Over the last few weeks, I’ve been diligent about ensuring gluten is far away from my diet. We go out to eat less frequently and when we do go out, I’m sure to pick a place that is educated on gluten and Celiac. I think that is so important and that’s why I am blogging about all the different restaurants we go to even while on vacation.
You never know when you might be in Hilton Head, SC!
During I trip, I realized after eating sour cream on a baked potato without paying any attention that is was actually a diary product that I need to pay attention to more than just gluten. Recently, something crept up on me like a cat from behind the couch… a lactose intolerance. I literally can’t stomach it anymore. At first I thought it was just milk, so I switched to rice milk and then it moved to yogurt and ice cream making me sick. Greek yogurt is pretty much my favorite thing in the universe so to have to cut it out of my diet, makes me very sad.
Please remember, I write these posts out of my own experiences and research and am not a doctor or nutritionist. I simply am a Pretty Little Celiac struggling with my own journey and see the need to help others in this predicament.
What’s the difference between being lactose intolerant and having a gluten allergy?
Lactose intolerance is when your body is unable to digest lactase, a sugar in milk and milk related products. The body has a deficiency of lactose, which is an enzyme produced by the cells in the small intestine. Once it gets there, it’s then broken down further into glucose and galactose to be absorbed into the blood stream.
Lactose intolerance can be a primary problem and brought on from an early age. From what I’ve read, it typically sneaks up on adolescents and early adults. It is actually a very common problem.
Researchers found that lactose intolerance can also be a secondary problem among people suffering from intestinal damage diseases like Irritable Bowel Syndrome (IBS), Celiac Disease, Crohn’s Disease or even Chemotherapy. Basically because you’re stomach lining and intestines are already damaged, the cells just aren’t there to break down the lactase, thus making you sick. Dr. Aukerman told me during one of my appointments, that typically once you get rid of the main problem such as gluten – there will be other food intolerances that pop up over time.
A gluten or wheat allergy is where your body is allergic to gluten, not intolerant. There are people that have an intolerance to gluten and can handle it sometimes or in small amounts but for those of us with Celiac, gluten can’t be absorbed at all. Another difference between the two is that Celiac disease is an auto-immune disease – not an allergy and I will explain in a different post.
So, what is gluten anyway? Gluten is a protein found in foods made from wheat and grains including barley and rye. Gluten helps dough rise and gives it that yummy doughy consistency that we all know and love. Unfortunately, for us because gluten is similar to a glue product, it can also be found in many cosmetics and other beauty products.
There is a glycoprotein found in gluten called gliadin that attacks the small intestines. The villi (the little finger looking things in your intestines that move food through) eventually break down and your intestines can’t move the food through as they are intended. Then your body doesn’t absorb nutrients and vitamins from the food, often causing severe deficiencies in the blood.

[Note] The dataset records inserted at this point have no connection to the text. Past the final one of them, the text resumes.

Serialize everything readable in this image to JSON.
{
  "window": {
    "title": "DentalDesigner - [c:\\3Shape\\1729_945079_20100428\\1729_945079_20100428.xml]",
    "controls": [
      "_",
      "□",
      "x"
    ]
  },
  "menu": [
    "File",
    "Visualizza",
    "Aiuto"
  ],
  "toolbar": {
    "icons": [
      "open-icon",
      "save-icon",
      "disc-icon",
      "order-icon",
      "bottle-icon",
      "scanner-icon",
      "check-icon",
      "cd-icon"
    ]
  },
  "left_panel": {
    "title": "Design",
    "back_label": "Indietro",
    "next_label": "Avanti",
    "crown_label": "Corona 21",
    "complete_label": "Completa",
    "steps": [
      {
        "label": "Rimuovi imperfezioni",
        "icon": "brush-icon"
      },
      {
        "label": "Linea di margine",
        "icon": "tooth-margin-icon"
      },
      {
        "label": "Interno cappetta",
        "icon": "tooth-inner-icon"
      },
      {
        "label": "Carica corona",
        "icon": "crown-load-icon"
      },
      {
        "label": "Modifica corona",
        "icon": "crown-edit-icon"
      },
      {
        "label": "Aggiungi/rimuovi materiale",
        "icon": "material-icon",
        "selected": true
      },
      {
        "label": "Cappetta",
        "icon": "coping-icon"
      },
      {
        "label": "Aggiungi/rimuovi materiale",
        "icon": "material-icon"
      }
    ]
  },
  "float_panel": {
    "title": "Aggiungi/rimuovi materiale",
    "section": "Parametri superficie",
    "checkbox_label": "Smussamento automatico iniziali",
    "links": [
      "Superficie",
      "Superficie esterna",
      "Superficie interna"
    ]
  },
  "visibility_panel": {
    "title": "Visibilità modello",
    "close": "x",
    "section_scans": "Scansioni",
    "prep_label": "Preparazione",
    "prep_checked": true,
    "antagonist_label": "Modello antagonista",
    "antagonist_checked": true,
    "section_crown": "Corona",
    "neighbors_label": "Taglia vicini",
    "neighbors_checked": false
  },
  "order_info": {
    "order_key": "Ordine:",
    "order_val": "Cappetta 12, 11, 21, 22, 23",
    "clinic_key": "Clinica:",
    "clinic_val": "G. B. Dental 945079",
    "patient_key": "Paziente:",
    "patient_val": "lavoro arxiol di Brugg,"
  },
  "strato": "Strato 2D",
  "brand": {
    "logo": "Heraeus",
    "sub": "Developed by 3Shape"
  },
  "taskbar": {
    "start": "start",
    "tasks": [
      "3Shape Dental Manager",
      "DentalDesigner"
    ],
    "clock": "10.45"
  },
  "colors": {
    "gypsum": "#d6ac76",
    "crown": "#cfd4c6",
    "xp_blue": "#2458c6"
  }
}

The symptoms of both lactose intolerance and gluten allergy are very similar but gluten triggers some very different responses. Again, these are based on my individual experiences – if you’ve had others please feel free to comment!
Lactose Intolerance Symptoms: Bloating, stomach pain, gas out of both ends, indigestion, diarrhea, nausea which occur within 30 minutes to an hour of consuming lactose. Usually, after the lactose has cleared your system, there are no other problems and cutting out dairy will resolve the problems.
Gluten Allergy (Celiac) Symptoms: Bloating, stomach pain, acne, migraines, hair loss, dry skin, oily stool, odd smelling stool, eczema, rhinitis, asthma symptoms, join pain, brain fog, exhaustion and mood swings. It can take a few hours for these symptoms to start, but they stick around for days and weeks on end.
There is a significant different between being “intolerant” and “allergic.” A true food allergy requires the presence of Immunoglobin E (IgE) antibodies against the food, and a food intolerance does not.
Regardless of if you are intolerant or allergic to a food, you should probably avoid it all together. I’m learning more and more about the long term consequences of these problems and it’s better for us with problems to stay far away from these sickening culprits.